Source records

□ □ □ □ □ □ □

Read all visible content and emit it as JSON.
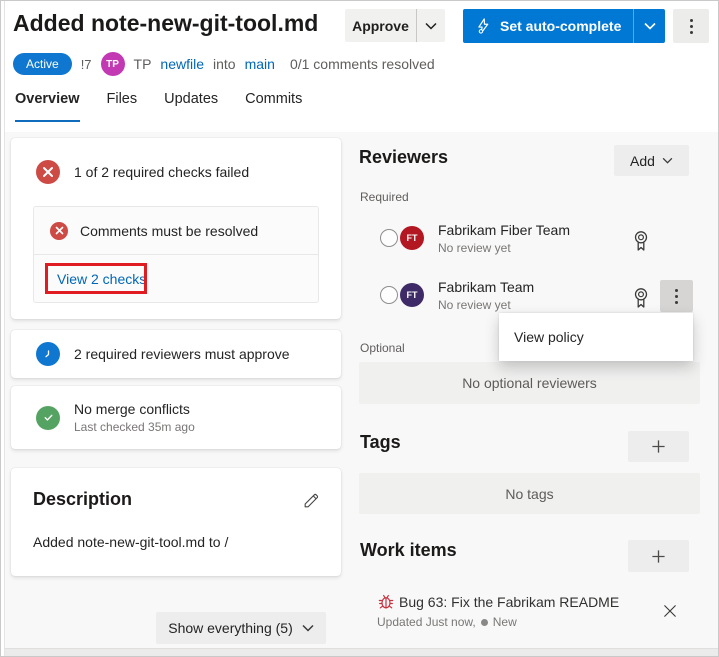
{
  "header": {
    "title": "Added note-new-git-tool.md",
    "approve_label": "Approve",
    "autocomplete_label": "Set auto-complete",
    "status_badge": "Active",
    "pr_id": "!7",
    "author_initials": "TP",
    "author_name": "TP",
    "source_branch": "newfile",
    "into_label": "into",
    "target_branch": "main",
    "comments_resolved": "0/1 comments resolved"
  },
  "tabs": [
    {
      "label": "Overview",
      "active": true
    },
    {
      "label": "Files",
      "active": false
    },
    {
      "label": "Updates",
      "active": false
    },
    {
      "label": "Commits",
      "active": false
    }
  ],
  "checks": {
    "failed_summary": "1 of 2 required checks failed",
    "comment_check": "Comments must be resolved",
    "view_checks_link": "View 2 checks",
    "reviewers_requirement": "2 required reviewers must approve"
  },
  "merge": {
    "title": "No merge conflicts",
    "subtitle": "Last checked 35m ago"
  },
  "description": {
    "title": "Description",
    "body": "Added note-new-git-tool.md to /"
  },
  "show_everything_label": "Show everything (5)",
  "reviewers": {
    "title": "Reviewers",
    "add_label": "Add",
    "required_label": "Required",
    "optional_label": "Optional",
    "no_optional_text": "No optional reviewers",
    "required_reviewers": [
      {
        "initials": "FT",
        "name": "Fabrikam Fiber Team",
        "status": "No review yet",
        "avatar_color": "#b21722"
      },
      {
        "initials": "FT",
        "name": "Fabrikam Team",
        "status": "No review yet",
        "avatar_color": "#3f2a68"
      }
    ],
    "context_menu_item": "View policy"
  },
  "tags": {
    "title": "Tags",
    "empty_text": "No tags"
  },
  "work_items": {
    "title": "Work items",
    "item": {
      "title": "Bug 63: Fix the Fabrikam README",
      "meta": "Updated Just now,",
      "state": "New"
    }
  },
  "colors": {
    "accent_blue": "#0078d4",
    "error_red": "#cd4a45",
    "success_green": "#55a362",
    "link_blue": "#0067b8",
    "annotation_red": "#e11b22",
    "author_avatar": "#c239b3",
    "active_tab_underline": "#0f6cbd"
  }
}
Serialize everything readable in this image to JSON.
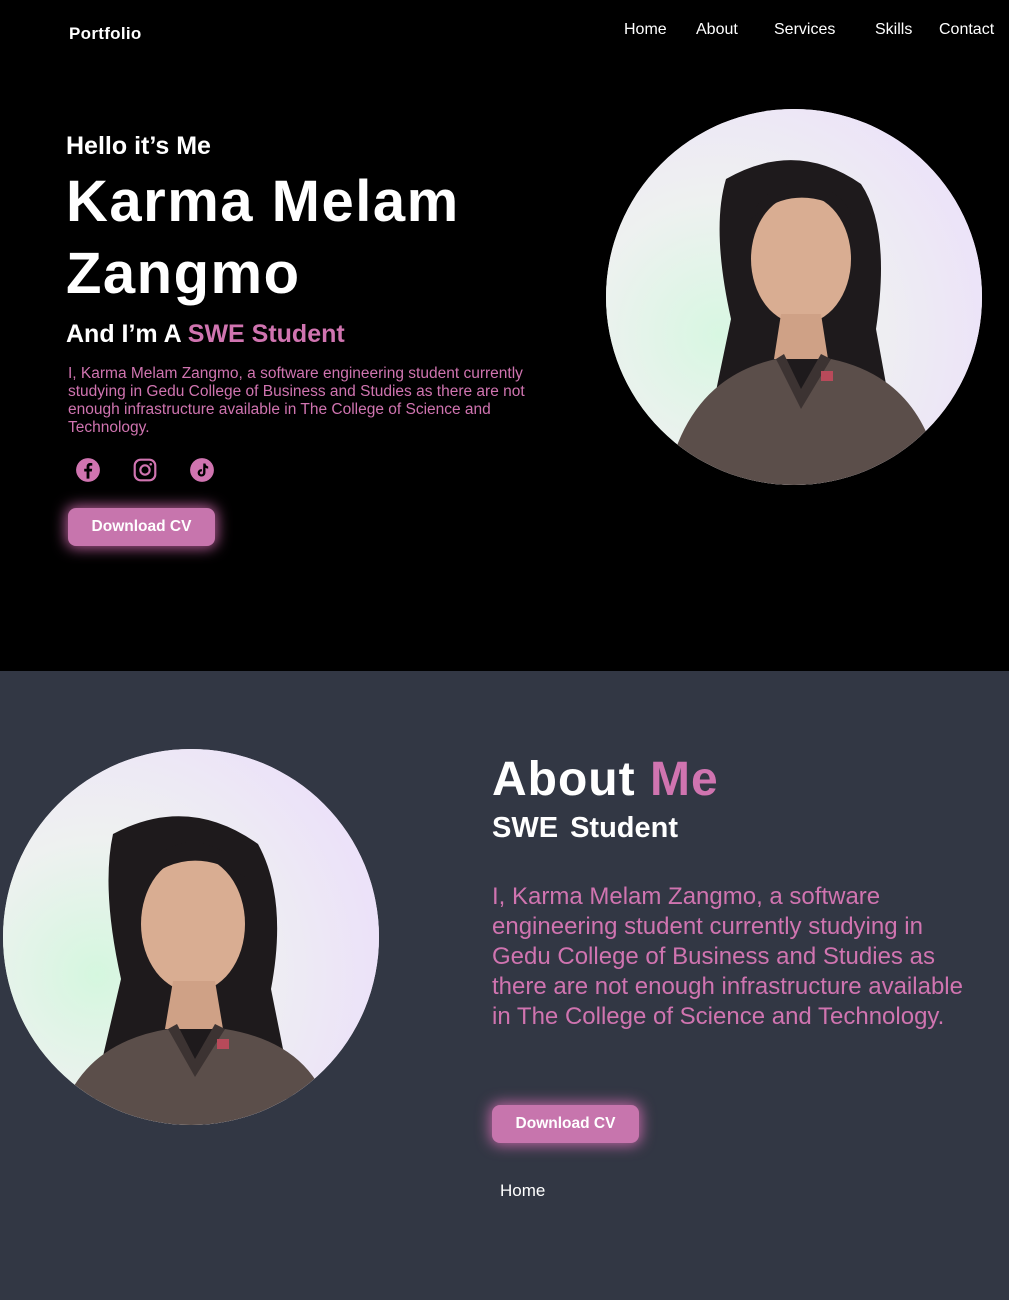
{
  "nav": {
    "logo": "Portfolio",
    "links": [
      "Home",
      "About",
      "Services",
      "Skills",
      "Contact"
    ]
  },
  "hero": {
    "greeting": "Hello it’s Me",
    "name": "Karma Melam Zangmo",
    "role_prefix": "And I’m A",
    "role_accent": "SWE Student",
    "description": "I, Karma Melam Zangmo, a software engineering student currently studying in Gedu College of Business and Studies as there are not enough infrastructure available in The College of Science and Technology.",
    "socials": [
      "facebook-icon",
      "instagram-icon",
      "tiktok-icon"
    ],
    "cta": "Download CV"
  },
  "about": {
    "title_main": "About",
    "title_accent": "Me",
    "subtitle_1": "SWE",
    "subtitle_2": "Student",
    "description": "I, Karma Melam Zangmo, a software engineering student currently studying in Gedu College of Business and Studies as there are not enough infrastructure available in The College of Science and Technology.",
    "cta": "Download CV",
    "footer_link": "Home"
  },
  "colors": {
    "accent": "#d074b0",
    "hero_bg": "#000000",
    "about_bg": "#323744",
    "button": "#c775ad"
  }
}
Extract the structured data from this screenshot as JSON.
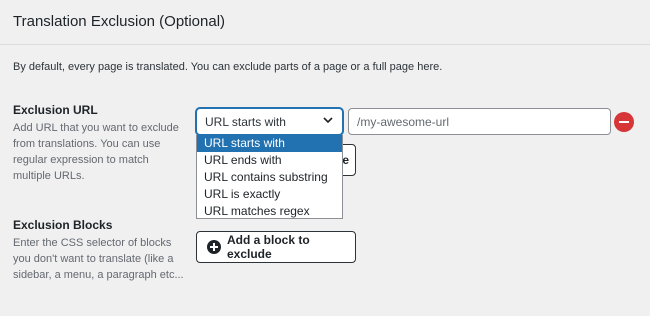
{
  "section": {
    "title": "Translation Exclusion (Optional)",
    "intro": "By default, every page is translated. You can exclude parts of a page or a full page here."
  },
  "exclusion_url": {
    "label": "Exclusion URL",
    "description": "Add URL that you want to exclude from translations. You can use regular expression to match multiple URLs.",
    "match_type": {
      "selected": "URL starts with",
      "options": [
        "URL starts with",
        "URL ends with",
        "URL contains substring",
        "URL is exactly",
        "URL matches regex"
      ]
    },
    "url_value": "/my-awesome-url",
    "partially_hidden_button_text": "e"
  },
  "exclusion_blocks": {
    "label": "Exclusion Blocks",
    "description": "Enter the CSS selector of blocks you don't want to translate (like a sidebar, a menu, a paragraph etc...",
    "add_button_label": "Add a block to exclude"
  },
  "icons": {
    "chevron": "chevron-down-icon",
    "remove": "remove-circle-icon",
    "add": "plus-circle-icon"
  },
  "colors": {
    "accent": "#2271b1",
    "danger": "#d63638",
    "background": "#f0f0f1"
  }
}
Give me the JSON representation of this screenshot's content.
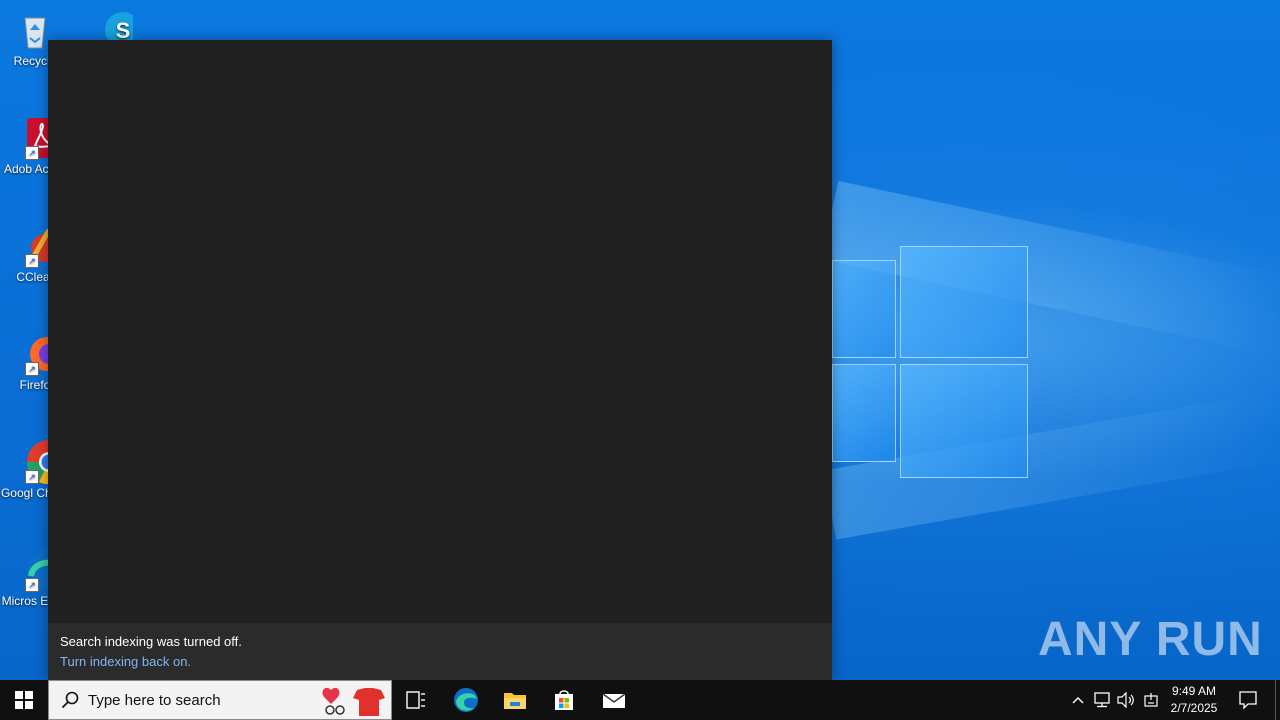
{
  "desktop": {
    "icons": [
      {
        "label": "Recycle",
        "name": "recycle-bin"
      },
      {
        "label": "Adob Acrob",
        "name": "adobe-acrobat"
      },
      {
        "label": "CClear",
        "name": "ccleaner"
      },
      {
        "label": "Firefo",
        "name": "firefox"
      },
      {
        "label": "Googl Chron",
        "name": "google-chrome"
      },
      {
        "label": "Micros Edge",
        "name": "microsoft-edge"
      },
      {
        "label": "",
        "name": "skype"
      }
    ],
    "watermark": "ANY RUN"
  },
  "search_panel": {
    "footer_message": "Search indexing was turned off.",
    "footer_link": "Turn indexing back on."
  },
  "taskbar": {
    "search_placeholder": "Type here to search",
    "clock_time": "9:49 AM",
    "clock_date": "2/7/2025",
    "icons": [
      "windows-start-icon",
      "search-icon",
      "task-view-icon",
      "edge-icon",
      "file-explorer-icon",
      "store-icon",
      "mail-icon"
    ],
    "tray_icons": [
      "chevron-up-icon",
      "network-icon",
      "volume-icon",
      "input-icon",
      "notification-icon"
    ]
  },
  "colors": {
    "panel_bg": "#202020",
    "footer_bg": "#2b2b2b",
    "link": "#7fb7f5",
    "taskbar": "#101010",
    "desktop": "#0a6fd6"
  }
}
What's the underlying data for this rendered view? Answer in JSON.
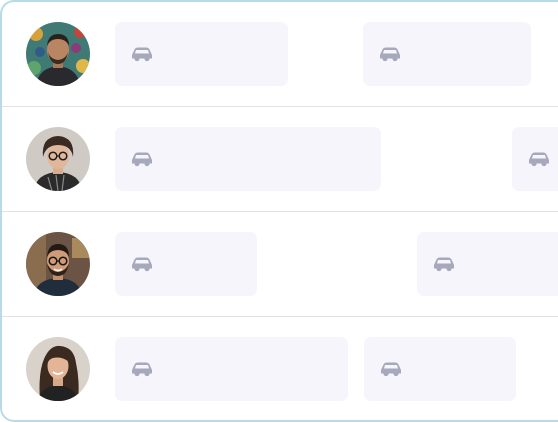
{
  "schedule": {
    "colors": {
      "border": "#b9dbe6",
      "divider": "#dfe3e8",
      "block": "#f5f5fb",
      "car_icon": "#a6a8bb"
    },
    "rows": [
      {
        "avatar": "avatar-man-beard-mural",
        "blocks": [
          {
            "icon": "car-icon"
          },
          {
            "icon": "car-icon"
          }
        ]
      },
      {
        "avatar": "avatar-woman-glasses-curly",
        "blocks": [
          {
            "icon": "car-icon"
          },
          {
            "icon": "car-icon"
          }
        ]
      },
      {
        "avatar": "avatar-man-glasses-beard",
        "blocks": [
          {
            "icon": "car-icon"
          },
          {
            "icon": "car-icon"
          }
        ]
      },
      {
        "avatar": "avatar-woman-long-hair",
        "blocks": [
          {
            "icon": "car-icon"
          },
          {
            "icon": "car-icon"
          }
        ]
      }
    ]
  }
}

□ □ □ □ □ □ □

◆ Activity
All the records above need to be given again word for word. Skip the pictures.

◆ Solution
Read all visible content and emit it as JSON.
{
  "header": {
    "title": "Added note-new-git-tool.md",
    "approve_label": "Approve",
    "autocomplete_label": "Set auto-complete",
    "status_badge": "Active",
    "pr_id": "!7",
    "author_initials": "TP",
    "author_name": "TP",
    "source_branch": "newfile",
    "into_label": "into",
    "target_branch": "main",
    "comments_resolved": "0/1 comments resolved"
  },
  "tabs": [
    {
      "label": "Overview",
      "active": true
    },
    {
      "label": "Files",
      "active": false
    },
    {
      "label": "Updates",
      "active": false
    },
    {
      "label": "Commits",
      "active": false
    }
  ],
  "checks": {
    "failed_summary": "1 of 2 required checks failed",
    "comment_check": "Comments must be resolved",
    "view_checks_link": "View 2 checks",
    "reviewers_requirement": "2 required reviewers must approve"
  },
  "merge": {
    "title": "No merge conflicts",
    "subtitle": "Last checked 35m ago"
  },
  "description": {
    "title": "Description",
    "body": "Added note-new-git-tool.md to /"
  },
  "show_everything_label": "Show everything (5)",
  "reviewers": {
    "title": "Reviewers",
    "add_label": "Add",
    "required_label": "Required",
    "optional_label": "Optional",
    "no_optional_text": "No optional reviewers",
    "required_reviewers": [
      {
        "initials": "FT",
        "name": "Fabrikam Fiber Team",
        "status": "No review yet",
        "avatar_color": "#b21722"
      },
      {
        "initials": "FT",
        "name": "Fabrikam Team",
        "status": "No review yet",
        "avatar_color": "#3f2a68"
      }
    ],
    "context_menu_item": "View policy"
  },
  "tags": {
    "title": "Tags",
    "empty_text": "No tags"
  },
  "work_items": {
    "title": "Work items",
    "item": {
      "title": "Bug 63: Fix the Fabrikam README",
      "meta": "Updated Just now,",
      "state": "New"
    }
  },
  "colors": {
    "accent_blue": "#0078d4",
    "error_red": "#cd4a45",
    "success_green": "#55a362",
    "link_blue": "#0067b8",
    "annotation_red": "#e11b22",
    "author_avatar": "#c239b3",
    "active_tab_underline": "#0f6cbd"
  }
}
Serialize everything readable in this image to JSON.
{
  "nav": {
    "logo": "Portfolio",
    "links": [
      "Home",
      "About",
      "Services",
      "Skills",
      "Contact"
    ]
  },
  "hero": {
    "greeting": "Hello it’s Me",
    "name": "Karma Melam Zangmo",
    "role_prefix": "And I’m A",
    "role_accent": "SWE Student",
    "description": "I, Karma Melam Zangmo, a software engineering student currently studying in Gedu College of Business and Studies as there are not enough infrastructure available in The College of Science and Technology.",
    "socials": [
      "facebook-icon",
      "instagram-icon",
      "tiktok-icon"
    ],
    "cta": "Download CV"
  },
  "about": {
    "title_main": "About",
    "title_accent": "Me",
    "subtitle_1": "SWE",
    "subtitle_2": "Student",
    "description": "I, Karma Melam Zangmo, a software engineering student currently studying in Gedu College of Business and Studies as there are not enough infrastructure available in The College of Science and Technology.",
    "cta": "Download CV",
    "footer_link": "Home"
  },
  "colors": {
    "accent": "#d074b0",
    "hero_bg": "#000000",
    "about_bg": "#323744",
    "button": "#c775ad"
  }
}
Extract the structured data from this screenshot as JSON.
{
  "section": {
    "title": "Translation Exclusion (Optional)",
    "intro": "By default, every page is translated. You can exclude parts of a page or a full page here."
  },
  "exclusion_url": {
    "label": "Exclusion URL",
    "description": "Add URL that you want to exclude from translations. You can use regular expression to match multiple URLs.",
    "match_type": {
      "selected": "URL starts with",
      "options": [
        "URL starts with",
        "URL ends with",
        "URL contains substring",
        "URL is exactly",
        "URL matches regex"
      ]
    },
    "url_value": "/my-awesome-url",
    "partially_hidden_button_text": "e"
  },
  "exclusion_blocks": {
    "label": "Exclusion Blocks",
    "description": "Enter the CSS selector of blocks you don't want to translate (like a sidebar, a menu, a paragraph etc...",
    "add_button_label": "Add a block to exclude"
  },
  "icons": {
    "chevron": "chevron-down-icon",
    "remove": "remove-circle-icon",
    "add": "plus-circle-icon"
  },
  "colors": {
    "accent": "#2271b1",
    "danger": "#d63638",
    "background": "#f0f0f1"
  }
}
Give me the JSON representation of this screenshot's content.
{
  "desktop": {
    "icons": [
      {
        "label": "Recycle",
        "name": "recycle-bin"
      },
      {
        "label": "Adob Acrob",
        "name": "adobe-acrobat"
      },
      {
        "label": "CClear",
        "name": "ccleaner"
      },
      {
        "label": "Firefo",
        "name": "firefox"
      },
      {
        "label": "Googl Chron",
        "name": "google-chrome"
      },
      {
        "label": "Micros Edge",
        "name": "microsoft-edge"
      },
      {
        "label": "",
        "name": "skype"
      }
    ],
    "watermark": "ANY RUN"
  },
  "search_panel": {
    "footer_message": "Search indexing was turned off.",
    "footer_link": "Turn indexing back on."
  },
  "taskbar": {
    "search_placeholder": "Type here to search",
    "clock_time": "9:49 AM",
    "clock_date": "2/7/2025",
    "icons": [
      "windows-start-icon",
      "search-icon",
      "task-view-icon",
      "edge-icon",
      "file-explorer-icon",
      "store-icon",
      "mail-icon"
    ],
    "tray_icons": [
      "chevron-up-icon",
      "network-icon",
      "volume-icon",
      "input-icon",
      "notification-icon"
    ]
  },
  "colors": {
    "panel_bg": "#202020",
    "footer_bg": "#2b2b2b",
    "link": "#7fb7f5",
    "taskbar": "#101010",
    "desktop": "#0a6fd6"
  }
}
What's the underlying data for this rendered view? Answer in JSON.
{
  "schedule": {
    "colors": {
      "border": "#b9dbe6",
      "divider": "#dfe3e8",
      "block": "#f5f5fb",
      "car_icon": "#a6a8bb"
    },
    "rows": [
      {
        "avatar": "avatar-man-beard-mural",
        "blocks": [
          {
            "icon": "car-icon"
          },
          {
            "icon": "car-icon"
          }
        ]
      },
      {
        "avatar": "avatar-woman-glasses-curly",
        "blocks": [
          {
            "icon": "car-icon"
          },
          {
            "icon": "car-icon"
          }
        ]
      },
      {
        "avatar": "avatar-man-glasses-beard",
        "blocks": [
          {
            "icon": "car-icon"
          },
          {
            "icon": "car-icon"
          }
        ]
      },
      {
        "avatar": "avatar-woman-long-hair",
        "blocks": [
          {
            "icon": "car-icon"
          },
          {
            "icon": "car-icon"
          }
        ]
      }
    ]
  }
}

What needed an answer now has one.